"Hello? No, sorry he can't come to the phone. Yes he's here, but you can't talk to him. Well, because he's Deaf. No, no... he's very much alive.. Deaf means he can't hear you. Do you want me to tell him something??" Before the launch of video relay service(VRS) I answered calls in this manner every week for several years. I had no idea that each one of these calls served as a foreshadowing to my adult career.
I've been working professionally as a Video Interpreter for more than 3 years now, but it was a skill I acquired growing up with my Dad. Some may call this child abuse, but I prefer referring to this as free on the job training. At 13 years of age I was completing a job function that now requires state/or national certification along with 20+ hours of training. If only we had headsets back then, instead of trying to balance a cordless phone on my shoulder to make both hands available to sign!
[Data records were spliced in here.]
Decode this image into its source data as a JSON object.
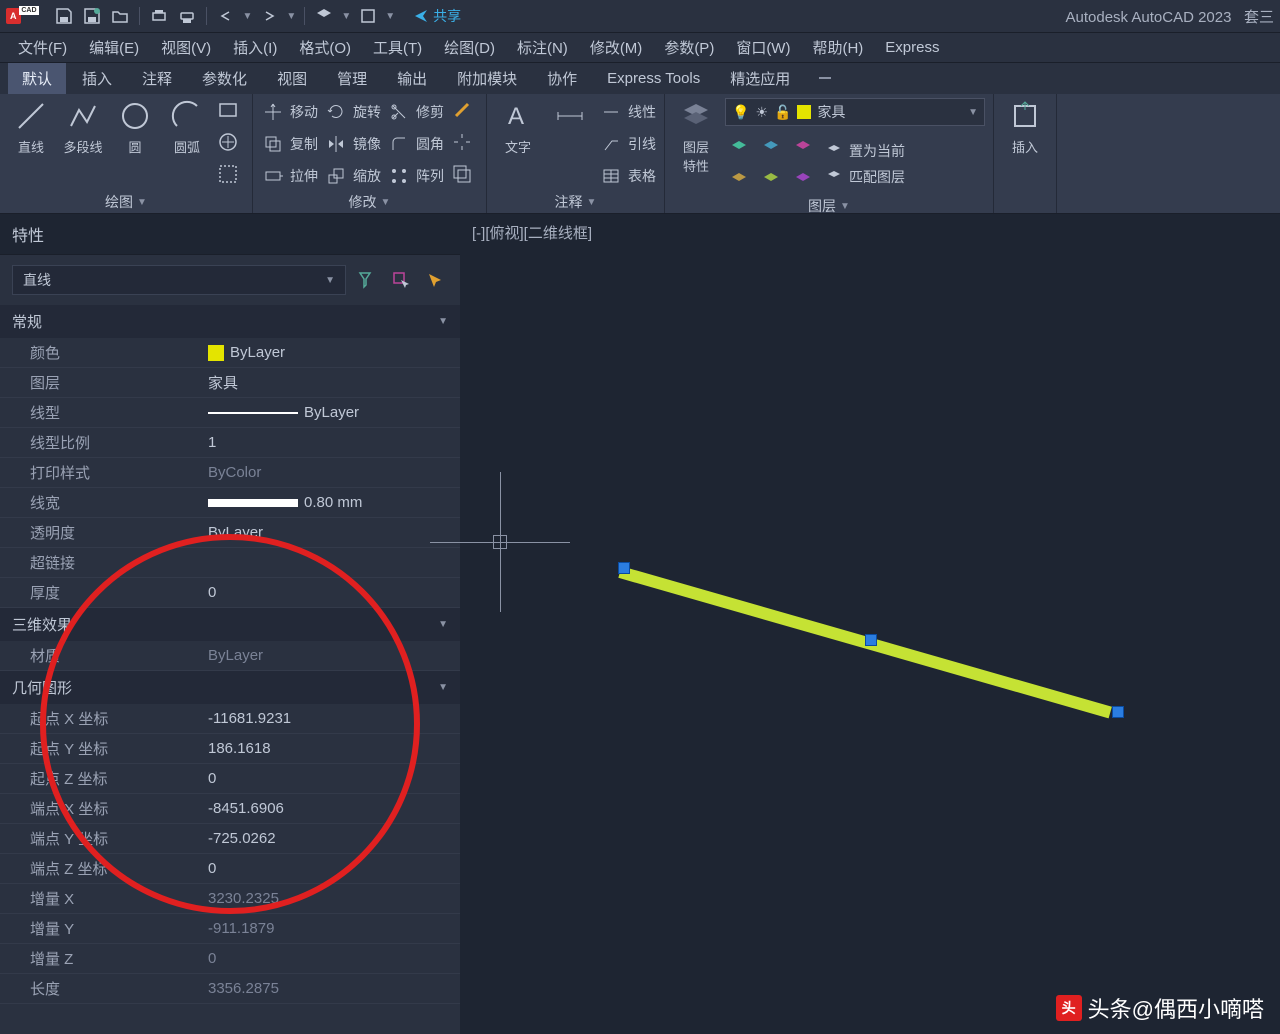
{
  "app": {
    "title": "Autodesk AutoCAD 2023",
    "doc": "套三"
  },
  "share": "共享",
  "menus": [
    "文件(F)",
    "编辑(E)",
    "视图(V)",
    "插入(I)",
    "格式(O)",
    "工具(T)",
    "绘图(D)",
    "标注(N)",
    "修改(M)",
    "参数(P)",
    "窗口(W)",
    "帮助(H)",
    "Express"
  ],
  "ribbon_tabs": [
    "默认",
    "插入",
    "注释",
    "参数化",
    "视图",
    "管理",
    "输出",
    "附加模块",
    "协作",
    "Express Tools",
    "精选应用"
  ],
  "ribbon": {
    "draw": {
      "title": "绘图",
      "line": "直线",
      "polyline": "多段线",
      "circle": "圆",
      "arc": "圆弧"
    },
    "modify": {
      "title": "修改",
      "move": "移动",
      "rotate": "旋转",
      "trim": "修剪",
      "copy": "复制",
      "mirror": "镜像",
      "fillet": "圆角",
      "stretch": "拉伸",
      "scale": "缩放",
      "array": "阵列"
    },
    "annotate": {
      "title": "注释",
      "text": "文字",
      "linear": "线性",
      "leader": "引线",
      "table": "表格"
    },
    "layers": {
      "title": "图层",
      "layerprop": "图层\n特性",
      "current": "家具",
      "setcurrent": "置为当前",
      "match": "匹配图层"
    },
    "insert": {
      "title": "插入"
    }
  },
  "viewport_label": "[-][俯视][二维线框]",
  "properties": {
    "panel_title": "特性",
    "object_type": "直线",
    "sections": {
      "general": {
        "title": "常规",
        "rows": {
          "color": {
            "label": "颜色",
            "value": "ByLayer"
          },
          "layer": {
            "label": "图层",
            "value": "家具"
          },
          "linetype": {
            "label": "线型",
            "value": "ByLayer"
          },
          "ltscale": {
            "label": "线型比例",
            "value": "1"
          },
          "plotstyle": {
            "label": "打印样式",
            "value": "ByColor"
          },
          "lineweight": {
            "label": "线宽",
            "value": "0.80 mm"
          },
          "transparency": {
            "label": "透明度",
            "value": "ByLayer"
          },
          "hyperlink": {
            "label": "超链接",
            "value": ""
          },
          "thickness": {
            "label": "厚度",
            "value": "0"
          }
        }
      },
      "threed": {
        "title": "三维效果",
        "rows": {
          "material": {
            "label": "材质",
            "value": "ByLayer"
          }
        }
      },
      "geometry": {
        "title": "几何图形",
        "rows": {
          "sx": {
            "label": "起点 X 坐标",
            "value": "-11681.9231"
          },
          "sy": {
            "label": "起点 Y 坐标",
            "value": "186.1618"
          },
          "sz": {
            "label": "起点 Z 坐标",
            "value": "0"
          },
          "ex": {
            "label": "端点 X 坐标",
            "value": "-8451.6906"
          },
          "ey": {
            "label": "端点 Y 坐标",
            "value": "-725.0262"
          },
          "ez": {
            "label": "端点 Z 坐标",
            "value": "0"
          },
          "dx": {
            "label": "增量 X",
            "value": "3230.2325"
          },
          "dy": {
            "label": "增量 Y",
            "value": "-911.1879"
          },
          "dz": {
            "label": "增量 Z",
            "value": "0"
          },
          "len": {
            "label": "长度",
            "value": "3356.2875"
          }
        }
      }
    }
  },
  "watermark": "头条@偶西小嘀嗒"
}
Let me be very blunt about this, while it is a great memory to look back on... I was ecstatic when interpreters starting showing up on our basement television and my father stopped needing another family member to place his personal phone calls. There were many failed attempts at trying to recruit the other 3 CODAs in the house. I would like to think I was the chosen one due to my skill, but the honest truth is my inability to say "no." This is something that plagues me to this day. In many cases it can also be a blessing, and getting experience as a young interpreter is one to be considered such.
With all the conversation that can be had over political debate of individual providers, I for one am very thankful for the on-set of the industry. Not only for the accommodation it provides for thousands of people like my father, but also the career it has provided for me and many others. While I wasn't fond of placing pre-VRS relay calls in my basement, I happy true work now since.. wait - Interpreter clarification "I really do enjoy my job nowadays."